Emily: Birthday parties are supposed to be fun and festive. Friends gathered together, balloons and streamers, snacks and drinks. There should be cake! The Birthday Party, sadly, doesn't have any cake. It doesn't even have fake "birthday cake" flavor (which I don't like but would be appropriate). It's loud and mostly unpleasant, not even close to festive. So I guess it's more Junkyard than Birthday Party, and not exactly how I wanted to spend 45 minutes of my day off.
Favorite Tracks: Blast Off; Several Sins; She's Hit

Sunday, January 14, 2018

#461: The Doors - The Doors (1967)

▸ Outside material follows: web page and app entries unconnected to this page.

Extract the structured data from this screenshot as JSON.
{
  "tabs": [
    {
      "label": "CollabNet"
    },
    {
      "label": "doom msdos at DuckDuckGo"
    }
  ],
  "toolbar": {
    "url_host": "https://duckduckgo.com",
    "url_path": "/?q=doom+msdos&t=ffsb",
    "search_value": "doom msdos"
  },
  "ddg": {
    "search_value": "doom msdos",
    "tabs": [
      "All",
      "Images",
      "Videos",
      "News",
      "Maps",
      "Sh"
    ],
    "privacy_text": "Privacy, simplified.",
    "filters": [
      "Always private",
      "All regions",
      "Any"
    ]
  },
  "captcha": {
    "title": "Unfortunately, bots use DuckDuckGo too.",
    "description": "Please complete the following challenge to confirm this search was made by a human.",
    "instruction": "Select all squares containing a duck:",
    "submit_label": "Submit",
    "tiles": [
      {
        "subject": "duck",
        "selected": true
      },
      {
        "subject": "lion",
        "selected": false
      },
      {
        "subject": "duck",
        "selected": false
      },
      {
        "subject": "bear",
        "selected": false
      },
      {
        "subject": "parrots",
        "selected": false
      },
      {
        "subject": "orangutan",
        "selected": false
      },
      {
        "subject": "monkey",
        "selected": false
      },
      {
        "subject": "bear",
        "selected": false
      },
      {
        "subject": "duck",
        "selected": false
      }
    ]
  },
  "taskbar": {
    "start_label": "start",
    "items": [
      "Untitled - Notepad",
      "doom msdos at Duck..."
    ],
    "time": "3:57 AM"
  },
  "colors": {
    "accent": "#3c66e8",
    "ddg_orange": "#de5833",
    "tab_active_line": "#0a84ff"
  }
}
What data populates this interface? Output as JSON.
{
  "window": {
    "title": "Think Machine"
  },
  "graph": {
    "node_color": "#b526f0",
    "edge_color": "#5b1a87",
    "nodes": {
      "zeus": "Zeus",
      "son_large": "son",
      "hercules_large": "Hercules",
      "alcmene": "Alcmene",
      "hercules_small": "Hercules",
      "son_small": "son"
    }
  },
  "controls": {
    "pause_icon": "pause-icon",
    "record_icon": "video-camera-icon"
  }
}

Zack: We last checked in with The Doors in February of 2013 which…man, I feel like I write about how long we’ve been at this in every post but that is just crazy. We were already more than 200 albums in then, and that was four years ago. Anyway, I had no memory of listening to that album so I went back and re-read my review, mostly just to look up how long ago it had been. In my review of L.A. Woman I wrote that I liked the album so much that I was planning on taking a deep dive into the rest of The Doors discography, going so far as to say, “So when either Morrison Hotel or The Doors rolls around, you can bet I’ll be a much more informed Doors fan.” Lol. What a sweet, na├»ve, person I was. If you made that bet, I’m sorry to inform you that it’s time to pay up. I have not delved into The Doors discography, and I don’t even think I’ve re-listened to L.A. Woman. So, this is The Doors’ second chance to thoroughly engross me, and maybe this one will stick. I am pretty impressed with the bluesy, heaviness that this album has. At points, the sheer weight of it feels palpable. The sound is more directly comparable to Black Sabbath than what I typically think of as psychedelic rock. But there are those tropes as well, and the mix of the heaviness and the swirling psychedlia make it a sound that stands out as its own thing. Maybe Iron Butterfly was similar, but otherwise The Doors sound like The Doors and no one else. It sounds simple, but a unique sound is one of the hardest things for any artist to cultivate. That they were able to do that here, on their very first album, is a testament to why the band is now considered so iconic.
Favorite Tracks: Break on Through; The End; Twentieth Century Fox

Emily: Fifty years ago, I bet Jim Morrison and The Doors had no idea that several of their songs would become mainstays in car commercials. That's really how I know many of the songs on this album - they've been repackaged as bouncy jaunts over visions of Hondas and Toyotas and probably a few Diet Cokes and replayed hundreds and hundreds of time in between Monday Night Football plays and Bachelor rose ceremonies. It's a blessing and a curse I suppose. On the one hand, this exposure means that millions more people know how awesome The Doors were. But on the other hand, it kind of bastardizes the whole heavy, psychedelic artistic expression that embodies this entire album. Jim Morrison was a one-of-a-kind talent, and that really shines through here on The Doors' debut. They have such a fully formed sound from that first song, Break on Through (one of the most prevalent Doors-in-commercials songs), and that coherent vision carries through throughout the album. It really shows that The Doors deserve to be explored in longer than 30-second snippets.
Favorite Tracks: Break on Through; Light My Fire; Soul Kitchen